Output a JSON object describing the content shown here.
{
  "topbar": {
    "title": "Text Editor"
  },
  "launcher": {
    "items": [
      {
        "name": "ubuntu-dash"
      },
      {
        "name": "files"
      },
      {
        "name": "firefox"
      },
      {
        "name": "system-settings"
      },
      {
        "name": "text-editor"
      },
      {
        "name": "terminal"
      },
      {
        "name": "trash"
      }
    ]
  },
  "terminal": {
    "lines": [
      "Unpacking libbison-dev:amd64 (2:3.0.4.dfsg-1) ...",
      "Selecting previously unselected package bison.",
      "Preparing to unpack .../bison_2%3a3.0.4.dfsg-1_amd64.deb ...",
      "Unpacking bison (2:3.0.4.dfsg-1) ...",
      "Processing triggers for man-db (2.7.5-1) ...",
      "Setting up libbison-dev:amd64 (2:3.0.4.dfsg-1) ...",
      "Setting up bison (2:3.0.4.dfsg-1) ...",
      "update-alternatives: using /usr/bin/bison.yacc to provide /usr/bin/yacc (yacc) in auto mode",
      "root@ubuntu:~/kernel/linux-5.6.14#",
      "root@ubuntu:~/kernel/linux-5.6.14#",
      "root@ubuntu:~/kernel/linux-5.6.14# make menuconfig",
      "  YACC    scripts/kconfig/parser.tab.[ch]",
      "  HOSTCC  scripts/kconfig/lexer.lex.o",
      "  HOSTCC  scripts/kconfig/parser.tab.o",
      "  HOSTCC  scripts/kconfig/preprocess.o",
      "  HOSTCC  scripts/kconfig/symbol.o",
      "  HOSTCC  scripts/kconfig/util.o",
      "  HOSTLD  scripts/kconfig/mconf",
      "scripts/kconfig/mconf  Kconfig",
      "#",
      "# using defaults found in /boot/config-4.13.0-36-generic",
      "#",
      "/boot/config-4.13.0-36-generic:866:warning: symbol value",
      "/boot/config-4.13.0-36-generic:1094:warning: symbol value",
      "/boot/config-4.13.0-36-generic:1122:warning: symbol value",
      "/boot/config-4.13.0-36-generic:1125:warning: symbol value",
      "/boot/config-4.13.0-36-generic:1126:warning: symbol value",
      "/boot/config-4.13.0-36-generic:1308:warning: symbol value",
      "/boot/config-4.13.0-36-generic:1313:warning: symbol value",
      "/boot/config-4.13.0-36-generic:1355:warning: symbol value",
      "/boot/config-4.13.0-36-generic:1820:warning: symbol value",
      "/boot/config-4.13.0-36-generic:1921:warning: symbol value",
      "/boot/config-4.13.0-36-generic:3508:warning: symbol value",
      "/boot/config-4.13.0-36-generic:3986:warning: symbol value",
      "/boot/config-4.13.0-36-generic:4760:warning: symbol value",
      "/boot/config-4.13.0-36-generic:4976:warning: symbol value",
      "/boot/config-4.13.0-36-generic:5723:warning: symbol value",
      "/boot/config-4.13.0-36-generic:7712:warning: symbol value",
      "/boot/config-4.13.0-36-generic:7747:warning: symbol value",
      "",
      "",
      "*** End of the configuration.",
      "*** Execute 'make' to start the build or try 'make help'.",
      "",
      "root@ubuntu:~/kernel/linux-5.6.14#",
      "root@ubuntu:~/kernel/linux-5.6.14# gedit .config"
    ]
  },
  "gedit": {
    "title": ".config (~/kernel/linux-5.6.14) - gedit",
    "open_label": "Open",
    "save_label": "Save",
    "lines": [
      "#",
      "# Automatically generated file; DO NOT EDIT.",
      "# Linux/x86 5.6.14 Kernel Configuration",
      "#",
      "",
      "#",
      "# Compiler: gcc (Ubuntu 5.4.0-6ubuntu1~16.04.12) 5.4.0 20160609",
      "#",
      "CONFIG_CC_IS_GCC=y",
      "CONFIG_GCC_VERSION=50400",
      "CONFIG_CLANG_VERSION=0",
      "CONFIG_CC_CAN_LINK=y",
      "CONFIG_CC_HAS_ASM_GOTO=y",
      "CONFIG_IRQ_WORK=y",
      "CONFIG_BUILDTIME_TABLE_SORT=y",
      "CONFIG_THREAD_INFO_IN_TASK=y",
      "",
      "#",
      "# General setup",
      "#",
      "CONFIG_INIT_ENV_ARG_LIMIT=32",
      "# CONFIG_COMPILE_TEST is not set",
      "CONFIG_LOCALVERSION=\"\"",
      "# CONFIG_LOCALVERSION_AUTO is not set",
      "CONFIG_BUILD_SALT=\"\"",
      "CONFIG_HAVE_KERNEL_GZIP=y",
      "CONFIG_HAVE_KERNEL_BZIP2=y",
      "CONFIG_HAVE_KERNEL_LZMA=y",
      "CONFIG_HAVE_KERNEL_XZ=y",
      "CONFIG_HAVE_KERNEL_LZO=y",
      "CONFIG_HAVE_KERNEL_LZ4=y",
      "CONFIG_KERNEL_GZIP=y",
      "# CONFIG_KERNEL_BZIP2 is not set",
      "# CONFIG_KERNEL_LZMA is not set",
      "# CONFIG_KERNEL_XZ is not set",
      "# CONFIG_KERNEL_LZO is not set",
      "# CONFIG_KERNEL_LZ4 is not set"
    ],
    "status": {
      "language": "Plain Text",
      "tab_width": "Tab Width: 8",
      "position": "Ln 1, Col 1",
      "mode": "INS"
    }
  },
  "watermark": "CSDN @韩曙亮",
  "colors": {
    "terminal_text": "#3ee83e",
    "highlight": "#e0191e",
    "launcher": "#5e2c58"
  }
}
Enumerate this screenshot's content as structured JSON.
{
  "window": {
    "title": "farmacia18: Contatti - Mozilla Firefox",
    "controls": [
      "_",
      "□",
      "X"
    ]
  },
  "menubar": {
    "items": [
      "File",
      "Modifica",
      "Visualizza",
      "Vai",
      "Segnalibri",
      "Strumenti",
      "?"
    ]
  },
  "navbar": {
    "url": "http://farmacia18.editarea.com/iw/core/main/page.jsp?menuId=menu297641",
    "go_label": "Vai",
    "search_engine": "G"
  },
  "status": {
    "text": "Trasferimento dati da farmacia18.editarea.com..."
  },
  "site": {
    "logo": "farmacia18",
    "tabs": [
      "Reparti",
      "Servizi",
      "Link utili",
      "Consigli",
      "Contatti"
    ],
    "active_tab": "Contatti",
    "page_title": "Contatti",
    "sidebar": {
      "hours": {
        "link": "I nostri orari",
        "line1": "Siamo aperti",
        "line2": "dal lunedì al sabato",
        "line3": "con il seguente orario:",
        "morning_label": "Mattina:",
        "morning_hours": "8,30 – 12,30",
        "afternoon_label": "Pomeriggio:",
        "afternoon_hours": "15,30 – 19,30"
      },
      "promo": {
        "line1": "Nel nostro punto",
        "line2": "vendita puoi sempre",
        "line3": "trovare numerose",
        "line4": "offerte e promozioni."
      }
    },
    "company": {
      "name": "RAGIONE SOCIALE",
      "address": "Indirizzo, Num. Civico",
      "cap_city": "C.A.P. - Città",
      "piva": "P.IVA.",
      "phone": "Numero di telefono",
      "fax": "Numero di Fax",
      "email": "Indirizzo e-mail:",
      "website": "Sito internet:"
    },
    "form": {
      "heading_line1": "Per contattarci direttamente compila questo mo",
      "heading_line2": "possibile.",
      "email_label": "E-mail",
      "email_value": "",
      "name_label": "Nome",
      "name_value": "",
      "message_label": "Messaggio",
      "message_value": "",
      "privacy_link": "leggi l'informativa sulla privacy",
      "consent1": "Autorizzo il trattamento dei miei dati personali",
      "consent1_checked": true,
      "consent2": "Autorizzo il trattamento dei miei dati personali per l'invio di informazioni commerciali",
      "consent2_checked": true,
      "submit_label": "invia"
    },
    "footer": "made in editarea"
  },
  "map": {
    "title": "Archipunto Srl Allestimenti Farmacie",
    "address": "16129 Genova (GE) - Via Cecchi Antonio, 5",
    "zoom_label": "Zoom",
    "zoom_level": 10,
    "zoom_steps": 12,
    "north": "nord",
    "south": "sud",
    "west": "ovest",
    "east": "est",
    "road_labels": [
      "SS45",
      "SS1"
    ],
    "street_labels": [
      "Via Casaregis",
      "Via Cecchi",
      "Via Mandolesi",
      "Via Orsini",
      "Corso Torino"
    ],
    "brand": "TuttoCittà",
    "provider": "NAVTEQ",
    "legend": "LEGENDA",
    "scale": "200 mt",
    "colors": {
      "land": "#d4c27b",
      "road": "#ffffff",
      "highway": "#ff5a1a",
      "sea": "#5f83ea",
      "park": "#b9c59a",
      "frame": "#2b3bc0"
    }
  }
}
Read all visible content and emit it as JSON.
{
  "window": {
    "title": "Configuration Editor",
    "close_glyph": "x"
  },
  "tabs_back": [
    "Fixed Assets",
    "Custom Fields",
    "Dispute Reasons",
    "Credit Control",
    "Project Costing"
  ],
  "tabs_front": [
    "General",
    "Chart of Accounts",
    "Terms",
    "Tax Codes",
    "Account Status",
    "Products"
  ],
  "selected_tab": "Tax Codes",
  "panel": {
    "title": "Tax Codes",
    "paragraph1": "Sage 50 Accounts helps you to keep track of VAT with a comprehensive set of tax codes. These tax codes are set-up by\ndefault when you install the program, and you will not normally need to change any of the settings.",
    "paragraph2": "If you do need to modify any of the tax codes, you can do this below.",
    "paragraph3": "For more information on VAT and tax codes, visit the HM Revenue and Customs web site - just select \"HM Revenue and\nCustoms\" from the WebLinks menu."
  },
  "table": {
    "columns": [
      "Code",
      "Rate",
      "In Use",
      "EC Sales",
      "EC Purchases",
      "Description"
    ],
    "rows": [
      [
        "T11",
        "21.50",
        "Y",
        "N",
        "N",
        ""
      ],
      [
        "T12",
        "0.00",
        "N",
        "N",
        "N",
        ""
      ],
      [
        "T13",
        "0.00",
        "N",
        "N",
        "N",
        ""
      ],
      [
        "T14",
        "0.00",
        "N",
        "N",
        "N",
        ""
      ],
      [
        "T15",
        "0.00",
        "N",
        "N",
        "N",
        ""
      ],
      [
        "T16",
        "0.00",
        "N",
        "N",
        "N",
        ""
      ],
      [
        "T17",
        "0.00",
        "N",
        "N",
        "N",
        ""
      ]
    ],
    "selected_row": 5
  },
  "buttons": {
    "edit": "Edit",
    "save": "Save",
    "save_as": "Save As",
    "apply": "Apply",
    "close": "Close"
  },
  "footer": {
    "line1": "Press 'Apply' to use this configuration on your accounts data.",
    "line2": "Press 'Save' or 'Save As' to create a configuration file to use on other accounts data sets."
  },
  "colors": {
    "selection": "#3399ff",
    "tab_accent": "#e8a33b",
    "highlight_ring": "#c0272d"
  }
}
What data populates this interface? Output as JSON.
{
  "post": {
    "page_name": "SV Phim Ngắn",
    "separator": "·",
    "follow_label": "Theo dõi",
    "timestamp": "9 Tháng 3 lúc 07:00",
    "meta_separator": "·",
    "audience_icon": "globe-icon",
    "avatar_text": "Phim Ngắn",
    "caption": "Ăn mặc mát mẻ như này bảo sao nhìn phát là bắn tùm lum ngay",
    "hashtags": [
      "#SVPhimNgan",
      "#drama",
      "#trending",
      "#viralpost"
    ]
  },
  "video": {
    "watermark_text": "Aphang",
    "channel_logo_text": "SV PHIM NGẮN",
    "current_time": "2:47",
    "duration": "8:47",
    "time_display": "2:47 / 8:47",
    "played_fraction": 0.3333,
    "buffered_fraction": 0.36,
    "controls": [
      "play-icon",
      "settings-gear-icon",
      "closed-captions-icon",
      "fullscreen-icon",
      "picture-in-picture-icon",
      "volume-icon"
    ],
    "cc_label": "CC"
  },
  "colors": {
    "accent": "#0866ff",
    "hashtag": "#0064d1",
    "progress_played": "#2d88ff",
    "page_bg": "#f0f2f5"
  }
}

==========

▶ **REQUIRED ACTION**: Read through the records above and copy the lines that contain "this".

▶ **TASK OUTPUT**:
Enumerate this screenshot's content as structured JSON.
    "paragraph2": "If you do need to modify any of the tax codes, you can do this below.",
    "line1": "Press 'Apply' to use this configuration on your accounts data.",
What data populates this interface? Output as JSON.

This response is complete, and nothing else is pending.